Our test boat was fitted with a first-rate factory hardtop fashioned in stainless steel and fiberglass. Complete with a fair-size overhead electronics box, the hardtop option results in a height above the waterline of just 10 feet, 2 inches. This should appeal to those with slips behind fixed bridges. Serious fishermen can select the tower of their choice, while minimalists can opt for a bimini top.

Those who wish to lounge can do so comfortably on an L-shape settee forward of the helm console. A stowage area within the settee leads to a hatch and access to a small pump room in the bilge. There is room in the bilge to work, however, the access hatch is a tight squeeze. A foredeck sunpad and a removable aft seat are available.

I caught up with the 37 at Sunseeker Florida's impressive Pompano Beach sales-and-service facility. It is worth noting that Sunseeker also maintains a major service facility in Ft. Lauderdale and has full-service dealers positioned strategically around the country. Availability of service should be a key factor in a boat-buying decision, particularly when you are buying a boat built overseas. Sunseeker seems to have it covered.

Wind and sea were absent the day of my sea trial. As the rain was thick and the inlet distant, I opted to run in the Intracoastal. Our test boat was fitted with three 250 hp Yamaha HPDIs. While the 37 is a lot of boat for outboard power, I was impressed with her performance. Given throttle and a touch of tab, she gets up and goes with dispatch. With a half-load of fuel she began to plane off at about 16 knots (3000 rpm). She runs cleanly at 28.6 knots (3600 rpm). I recorded a maximum speed of 46.6 knots at 5400 rpm with no tab or trim. Twin Volvo diesels with sterndrives are available. Sunseeker suggests a maximum speed of 40 knots with diesel power.

Our test boat was equipped with hydraulic power steering that provided effortless fingertip control. While it was easy on my arms, I personally prefer a bit more feedback. Sunseeker is fine-tuning the system with that in mind. The tightly grouped, racing-style Teleflex Morse controls are a logical choice for the three-engine power package. Her bucket-style helm and companion seating can be rotated for a view aft or configured in a bolster-style position. The console has plenty of space for the Yamaha engine instrumentation and large-screen electronics. A drink box is an arm's length away and can be refrigerated.
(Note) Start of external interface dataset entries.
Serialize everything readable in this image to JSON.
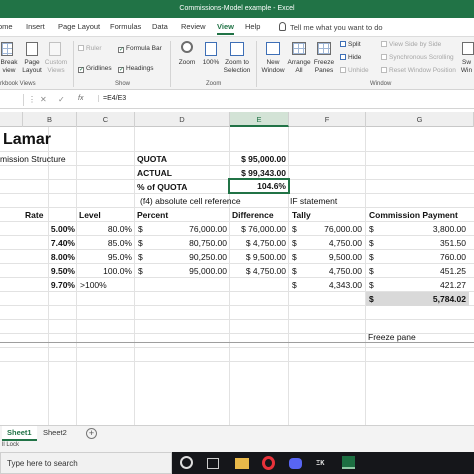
{
  "window": {
    "title": "Commissions-Model example  -  Excel"
  },
  "tabs": [
    "ome",
    "Insert",
    "Page Layout",
    "Formulas",
    "Data",
    "Review",
    "View",
    "Help"
  ],
  "tell_me": "Tell me what you want to do",
  "ribbon": {
    "workbook_views": {
      "break_line1": "Break",
      "break_line2": "view",
      "page_line1": "Page",
      "page_line2": "Layout",
      "custom_line1": "Custom",
      "custom_line2": "Views",
      "group": "rkbook Views"
    },
    "show": {
      "ruler": "Ruler",
      "gridlines": "Gridlines",
      "formula_bar": "Formula Bar",
      "headings": "Headings",
      "group": "Show"
    },
    "zoom": {
      "zoom": "Zoom",
      "hundred": "100%",
      "sel_line1": "Zoom to",
      "sel_line2": "Selection",
      "group": "Zoom"
    },
    "window": {
      "new_line1": "New",
      "new_line2": "Window",
      "arrange_line1": "Arrange",
      "arrange_line2": "All",
      "freeze_line1": "Freeze",
      "freeze_line2": "Panes",
      "split": "Split",
      "hide": "Hide",
      "unhide": "Unhide",
      "side_by_side": "View Side by Side",
      "sync": "Synchronous Scrolling",
      "reset": "Reset Window Position",
      "switch_line1": "Sw",
      "switch_line2": "Win",
      "group": "Window"
    }
  },
  "formula_bar": {
    "fx": "fx",
    "formula": "=E4/E3"
  },
  "columns": [
    "B",
    "C",
    "D",
    "E",
    "F",
    "G"
  ],
  "cells": {
    "title": "Lamar",
    "structure": "mission Structure",
    "quota_label": "QUOTA",
    "quota_value": "$ 95,000.00",
    "actual_label": "ACTUAL",
    "actual_value": "$ 99,343.00",
    "pct_label": "% of QUOTA",
    "pct_value": "104.6%",
    "note_abs": "(f4) absolute cell reference",
    "note_if": "IF statement",
    "freeze_note": "Freeze pane"
  },
  "table": {
    "headers": {
      "rate": "Rate",
      "level": "Level",
      "percent": "Percent",
      "difference": "Difference",
      "tally": "Tally",
      "commission": "Commission Payment"
    },
    "rows": [
      {
        "rate": "5.00%",
        "level": "80.0%",
        "percent": "76,000.00",
        "difference": "$ 76,000.00",
        "tally": "76,000.00",
        "payment": "3,800.00"
      },
      {
        "rate": "7.40%",
        "level": "85.0%",
        "percent": "80,750.00",
        "difference": "$ 4,750.00",
        "tally": "4,750.00",
        "payment": "351.50"
      },
      {
        "rate": "8.00%",
        "level": "95.0%",
        "percent": "90,250.00",
        "difference": "$ 9,500.00",
        "tally": "9,500.00",
        "payment": "760.00"
      },
      {
        "rate": "9.50%",
        "level": "100.0%",
        "percent": "95,000.00",
        "difference": "$ 4,750.00",
        "tally": "4,750.00",
        "payment": "451.25"
      },
      {
        "rate": "9.70%",
        "level": ">100%",
        "percent": "",
        "difference": "",
        "tally": "4,343.00",
        "payment": "421.27"
      }
    ],
    "total": "5,784.02",
    "currency": "$"
  },
  "sheets": [
    "Sheet1",
    "Sheet2"
  ],
  "status": "ll Lock",
  "taskbar": {
    "search_placeholder": "Type here to search"
  },
  "colors": {
    "excel_green": "#217346",
    "total_fill": "#d9d9d9"
  }
}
The 37 appears to be put together with the same thinking and care as her larger sisters. Her hull bottom is a solid fiberglass laminate composed of stitched multi-directional reinforcement and mat. Longitudinal stringers are supported by transverse bulkheads and floors. Her topsides are cored with end-grain balsa from the waterline up; the foredeck and cockpit sole also are cored with balsa. The hull and deck are bonded with fiberglass and mechanically fastened.

Systems appear robust and neatly installed. There is a main 12-volt DC distribution panel aft, under the cockpit and adjacent to the batteries. A 12-volt DC and 120-volt AC panel in the cabin handle the details, down to a lamp indicating if the waste seacock is open or closed. A single shorepower receptacle and 40-amp battery charger are standard, and there is space for an optional 5kW generator under the cockpit. Fuel is carried in a single aluminum tank, and two-cycle oil reservoirs with remote fills can be topped off on deck.

Fitted with triple 250 hp Yamahas, air-conditioning, a VacuFlush head system and a factory hardtop with outriggers, our test boat priced out at $419,307. If you're thinking about moving-up, down or sideways-toward a large open design, the 37 deserves a test drive.

Contact: Sunseeker Florida, (954) 786-1866; www.sunseeker.com.